Tackling breast cancer with basic science and translational research

Oct. 18, 2021

Researchers at the BIO5 Institute are working to determine causes and identify new prevention and treatment strategies for this highly prevalent disease.

Pink rose

Breast cancer is the most common cancer in women and the second leading cause of cancer-related death in the U.S. The American Cancer Society estimates that more than 280,000 new cases of invasive breast cancer will be diagnosed in 2021. 

Routine screening and self-exams are highly encouraged to prevent and detect breast cancer, but traditional mammography techniques have limited spatial resolution and sometimes miss early tumors. Dr. Russell Witte, member of the BIO5 Institute and professor of medical imaging, optical sciences and biomedical engineering, is pioneering a new detection method that may improve survival and patient care. 

Witte’s hybrid imaging methods integrate light, ultrasound, and microwaves for advanced imaging with high contrast. His novel, noninvasive techniques including thermoacoustic imaging quantify tissue changes at a high resolution, improving patient care by enhancing diagnostic accuracy and treatment-decision making.

Only 5-10% of breast cancers are caused by genetic factors. Instead, the majority are either spontaneous or linked to hormonal, lifestyle and/or environmental factors.

Dr. Zhao Chen, department chair of epidemiology and biostatistics, studies the relationship between breast density and cancer risk. Her work has elucidated significant associations between body composition, dietary intake and mammographic density.

Like Chen, Dr. Donato Romagnolo, professor of nutritional sciences, studies the diet’s role in breast cancer etiology and prevention, with particular emphasis on how bioactive food components alter our genes. His work has uncovered a protective role for linoleic acid, a compound found in plant oils: this substance represses the activation of a pro-inflammatory enzyme that is linked to the onset of breast cancer.

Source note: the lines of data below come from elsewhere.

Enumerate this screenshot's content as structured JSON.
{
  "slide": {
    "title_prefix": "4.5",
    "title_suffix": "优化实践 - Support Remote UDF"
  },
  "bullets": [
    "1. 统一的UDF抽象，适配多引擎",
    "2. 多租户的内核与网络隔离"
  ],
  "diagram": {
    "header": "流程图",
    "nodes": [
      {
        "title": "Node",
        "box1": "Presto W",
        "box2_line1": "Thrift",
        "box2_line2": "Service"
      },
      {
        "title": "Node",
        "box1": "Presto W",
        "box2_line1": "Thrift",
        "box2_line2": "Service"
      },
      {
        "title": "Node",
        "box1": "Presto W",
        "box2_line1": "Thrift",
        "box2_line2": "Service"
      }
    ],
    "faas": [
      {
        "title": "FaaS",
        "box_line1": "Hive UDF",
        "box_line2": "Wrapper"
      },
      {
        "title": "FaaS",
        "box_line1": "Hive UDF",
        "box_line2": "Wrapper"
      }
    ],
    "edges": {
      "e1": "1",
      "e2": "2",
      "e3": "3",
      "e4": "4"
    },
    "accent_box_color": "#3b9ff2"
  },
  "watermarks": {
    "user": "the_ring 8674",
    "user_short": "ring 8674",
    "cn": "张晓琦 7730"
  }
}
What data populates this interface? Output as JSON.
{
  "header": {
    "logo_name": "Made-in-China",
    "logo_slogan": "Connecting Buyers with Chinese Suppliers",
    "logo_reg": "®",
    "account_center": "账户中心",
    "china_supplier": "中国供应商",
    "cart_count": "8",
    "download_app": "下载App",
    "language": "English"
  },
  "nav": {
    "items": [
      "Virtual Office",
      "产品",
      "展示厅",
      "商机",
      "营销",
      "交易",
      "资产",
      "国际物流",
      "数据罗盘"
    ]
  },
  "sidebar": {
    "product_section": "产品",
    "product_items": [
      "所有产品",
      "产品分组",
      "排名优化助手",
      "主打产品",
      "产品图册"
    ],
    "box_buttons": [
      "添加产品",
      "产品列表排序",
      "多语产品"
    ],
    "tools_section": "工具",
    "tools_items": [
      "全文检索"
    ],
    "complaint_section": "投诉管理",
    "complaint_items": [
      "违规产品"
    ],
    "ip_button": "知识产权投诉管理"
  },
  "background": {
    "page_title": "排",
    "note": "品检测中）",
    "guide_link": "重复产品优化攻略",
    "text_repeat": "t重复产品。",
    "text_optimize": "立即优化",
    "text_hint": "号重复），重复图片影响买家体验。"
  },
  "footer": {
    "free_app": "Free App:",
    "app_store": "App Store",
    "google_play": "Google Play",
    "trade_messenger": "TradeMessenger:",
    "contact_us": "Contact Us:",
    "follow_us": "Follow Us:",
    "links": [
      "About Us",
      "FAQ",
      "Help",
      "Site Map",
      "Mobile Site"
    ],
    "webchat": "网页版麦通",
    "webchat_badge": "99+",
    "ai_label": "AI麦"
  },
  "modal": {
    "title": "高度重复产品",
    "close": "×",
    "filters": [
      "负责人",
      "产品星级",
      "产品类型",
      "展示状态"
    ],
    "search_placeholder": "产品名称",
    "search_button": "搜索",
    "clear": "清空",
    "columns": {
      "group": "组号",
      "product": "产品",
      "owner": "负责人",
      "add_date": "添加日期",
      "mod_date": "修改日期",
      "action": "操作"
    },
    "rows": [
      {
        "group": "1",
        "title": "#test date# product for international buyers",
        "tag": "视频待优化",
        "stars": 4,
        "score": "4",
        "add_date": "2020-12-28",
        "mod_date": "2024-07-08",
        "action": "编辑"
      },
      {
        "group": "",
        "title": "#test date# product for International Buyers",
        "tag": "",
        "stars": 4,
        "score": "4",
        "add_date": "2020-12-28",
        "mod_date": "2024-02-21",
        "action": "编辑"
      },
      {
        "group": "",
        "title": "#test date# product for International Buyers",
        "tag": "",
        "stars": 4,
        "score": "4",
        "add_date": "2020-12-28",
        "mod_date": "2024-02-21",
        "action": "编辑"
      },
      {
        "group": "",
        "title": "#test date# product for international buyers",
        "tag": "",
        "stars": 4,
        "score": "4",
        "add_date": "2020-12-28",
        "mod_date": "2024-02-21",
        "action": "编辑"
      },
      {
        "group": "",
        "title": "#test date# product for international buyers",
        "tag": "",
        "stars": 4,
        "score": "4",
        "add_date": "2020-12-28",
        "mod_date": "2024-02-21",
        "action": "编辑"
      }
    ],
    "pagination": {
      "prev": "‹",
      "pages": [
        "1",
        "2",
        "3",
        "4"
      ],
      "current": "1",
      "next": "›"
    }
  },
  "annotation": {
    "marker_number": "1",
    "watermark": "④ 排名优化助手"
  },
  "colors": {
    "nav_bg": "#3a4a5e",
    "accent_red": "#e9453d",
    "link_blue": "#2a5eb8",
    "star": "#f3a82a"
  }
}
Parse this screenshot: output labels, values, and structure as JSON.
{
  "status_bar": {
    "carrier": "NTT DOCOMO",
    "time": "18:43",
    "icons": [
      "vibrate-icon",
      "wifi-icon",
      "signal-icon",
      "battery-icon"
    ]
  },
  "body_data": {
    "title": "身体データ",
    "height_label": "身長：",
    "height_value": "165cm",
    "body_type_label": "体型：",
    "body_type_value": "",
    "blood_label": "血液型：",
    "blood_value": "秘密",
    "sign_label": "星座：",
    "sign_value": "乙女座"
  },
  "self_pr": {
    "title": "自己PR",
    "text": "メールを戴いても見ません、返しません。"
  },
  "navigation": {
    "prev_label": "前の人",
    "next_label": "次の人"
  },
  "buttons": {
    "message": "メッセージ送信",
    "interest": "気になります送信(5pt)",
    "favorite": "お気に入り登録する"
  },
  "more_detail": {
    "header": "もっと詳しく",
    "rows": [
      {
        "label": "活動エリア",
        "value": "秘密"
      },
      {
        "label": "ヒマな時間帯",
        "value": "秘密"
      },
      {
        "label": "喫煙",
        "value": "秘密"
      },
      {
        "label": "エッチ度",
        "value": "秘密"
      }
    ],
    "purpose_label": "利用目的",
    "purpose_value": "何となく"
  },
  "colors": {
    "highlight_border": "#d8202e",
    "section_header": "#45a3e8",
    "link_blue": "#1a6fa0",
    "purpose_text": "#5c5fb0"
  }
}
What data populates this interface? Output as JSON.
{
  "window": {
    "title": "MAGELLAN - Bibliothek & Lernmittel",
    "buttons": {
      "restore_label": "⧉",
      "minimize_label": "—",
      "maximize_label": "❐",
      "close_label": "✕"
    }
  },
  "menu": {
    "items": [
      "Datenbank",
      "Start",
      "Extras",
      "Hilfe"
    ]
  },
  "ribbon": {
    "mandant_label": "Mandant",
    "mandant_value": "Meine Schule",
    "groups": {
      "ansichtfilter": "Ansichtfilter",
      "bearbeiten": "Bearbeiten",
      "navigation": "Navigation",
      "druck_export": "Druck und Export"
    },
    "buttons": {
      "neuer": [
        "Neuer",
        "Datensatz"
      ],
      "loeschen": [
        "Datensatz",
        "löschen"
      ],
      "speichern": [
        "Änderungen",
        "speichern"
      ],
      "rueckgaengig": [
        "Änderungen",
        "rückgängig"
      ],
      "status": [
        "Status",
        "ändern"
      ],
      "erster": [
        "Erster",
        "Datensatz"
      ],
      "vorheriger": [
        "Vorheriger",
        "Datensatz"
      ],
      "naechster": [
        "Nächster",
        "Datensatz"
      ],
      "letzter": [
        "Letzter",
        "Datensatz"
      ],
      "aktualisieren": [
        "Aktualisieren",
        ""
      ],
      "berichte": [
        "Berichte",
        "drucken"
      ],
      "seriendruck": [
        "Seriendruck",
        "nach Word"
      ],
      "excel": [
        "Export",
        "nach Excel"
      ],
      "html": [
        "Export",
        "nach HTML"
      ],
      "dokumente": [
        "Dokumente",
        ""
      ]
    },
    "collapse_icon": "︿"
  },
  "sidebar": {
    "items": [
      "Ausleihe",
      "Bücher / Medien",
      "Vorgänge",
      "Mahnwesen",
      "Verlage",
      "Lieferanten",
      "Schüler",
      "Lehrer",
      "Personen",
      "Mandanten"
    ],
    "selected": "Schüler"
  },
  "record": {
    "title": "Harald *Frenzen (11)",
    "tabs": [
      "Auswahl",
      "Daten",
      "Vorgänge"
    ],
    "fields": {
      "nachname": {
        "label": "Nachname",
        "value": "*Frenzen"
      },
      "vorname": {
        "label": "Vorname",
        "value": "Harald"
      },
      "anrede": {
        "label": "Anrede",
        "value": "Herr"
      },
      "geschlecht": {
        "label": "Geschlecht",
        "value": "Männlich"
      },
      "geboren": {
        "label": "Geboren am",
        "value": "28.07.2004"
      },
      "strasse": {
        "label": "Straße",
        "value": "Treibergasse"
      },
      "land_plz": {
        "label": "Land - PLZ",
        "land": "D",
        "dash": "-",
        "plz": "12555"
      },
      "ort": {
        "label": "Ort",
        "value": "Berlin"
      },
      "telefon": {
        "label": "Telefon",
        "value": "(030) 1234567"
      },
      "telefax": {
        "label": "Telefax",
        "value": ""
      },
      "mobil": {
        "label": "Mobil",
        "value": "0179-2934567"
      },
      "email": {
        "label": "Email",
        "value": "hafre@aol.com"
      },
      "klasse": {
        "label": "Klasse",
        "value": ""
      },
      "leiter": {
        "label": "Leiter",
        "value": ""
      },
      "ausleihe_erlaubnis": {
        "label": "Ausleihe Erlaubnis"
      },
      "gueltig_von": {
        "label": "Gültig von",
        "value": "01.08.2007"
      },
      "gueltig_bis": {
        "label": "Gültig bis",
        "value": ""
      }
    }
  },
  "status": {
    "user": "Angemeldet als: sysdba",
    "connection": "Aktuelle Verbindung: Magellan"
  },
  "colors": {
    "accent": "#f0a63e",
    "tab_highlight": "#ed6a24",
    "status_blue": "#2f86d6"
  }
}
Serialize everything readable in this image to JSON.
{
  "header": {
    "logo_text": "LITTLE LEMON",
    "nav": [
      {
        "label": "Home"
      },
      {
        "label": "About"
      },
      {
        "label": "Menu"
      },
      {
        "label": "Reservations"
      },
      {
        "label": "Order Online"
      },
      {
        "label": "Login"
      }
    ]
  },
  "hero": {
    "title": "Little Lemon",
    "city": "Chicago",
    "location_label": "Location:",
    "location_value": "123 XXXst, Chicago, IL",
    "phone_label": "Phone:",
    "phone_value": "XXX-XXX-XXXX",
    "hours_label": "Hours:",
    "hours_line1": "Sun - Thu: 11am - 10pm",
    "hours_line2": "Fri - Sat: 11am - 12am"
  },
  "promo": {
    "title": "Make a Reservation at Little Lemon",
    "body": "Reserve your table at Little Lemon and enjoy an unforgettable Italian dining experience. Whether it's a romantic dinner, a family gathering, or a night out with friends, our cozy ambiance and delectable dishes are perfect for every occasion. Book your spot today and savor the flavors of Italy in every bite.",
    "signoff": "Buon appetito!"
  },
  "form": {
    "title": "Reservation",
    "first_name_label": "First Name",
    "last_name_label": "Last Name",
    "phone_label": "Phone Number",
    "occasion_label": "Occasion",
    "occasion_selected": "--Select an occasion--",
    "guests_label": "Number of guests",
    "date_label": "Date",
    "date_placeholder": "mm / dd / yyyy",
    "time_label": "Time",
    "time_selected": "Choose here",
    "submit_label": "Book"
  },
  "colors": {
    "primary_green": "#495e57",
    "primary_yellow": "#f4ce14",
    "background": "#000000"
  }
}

He and Dr. Ornella Selmin, a research associate professor of nutritional sciences, also reported the benefits of the Mediterranean diet on breast cancer prevention. Their work has shown that the compound resveratrol – commonly found in grapes, blueberries, raspberries and peanuts – antagonizes a receptor that turns off the expression of a key DNA repair enzyme. 

Director of the Zuckerman Family Center for Prevention and Health Promotion Dr. Cynthia Thomson similarly studies the role of food in cancer. She’s found vegetable consumption to be associated with reduced breast cancer recurrence in some patients, and that consumption of cruciferous vegetables may reduce one’s risk for initial disease. 

Breast cancers have a high propensity to metastasize, or spread to, the surrounding lymph nodes of the armpit. They often travel further throughout the body, residing in the bone, brain, liver and lungs. 

Dr. Janet Funk, a professor of medicine, nutritional sciences and physiological sciences, employs a bench to bedside approach to study bone metastases. Work from her lab has helped to develop more clinically relevant research models for breast cancer bone metastasis. She’s also identified a protective role for dietary polyphenols – compounds found in certain plant-based foods like cloves, cocoa powder and berries – in blocking the progression of a primary tumor to a distant site. 

Dr. Joyce Schroeder, department head of molecular and cellular biology, studies the molecular basis for breast cancer progression and metastasis. Her work focuses on the epidermal growth factor receptor (EGFR), a protein that spans the outer layer of a cell that controls cellular division and survival. By assessing alterations in EGFR’s normal actions, movement throughout the cell and regulation, she uncovers its carcinogenic role. 

Breast cancer is usually treated with a combination of surgery, radiation and medication therapies. Treatments can be personalized based on the specific type of breast cancer, as determined by hormone levels, cell receptor expression and immune system activity. 

Schroeder’s work also addresses how EGFR and related molecules affect the development and function of the normal mammary gland. By understanding how these proteins normally work, Schroeder, also a professor of cancer biology and genetics, and her team develop peptide-based therapies to block their tumor-promoting functions and interactions.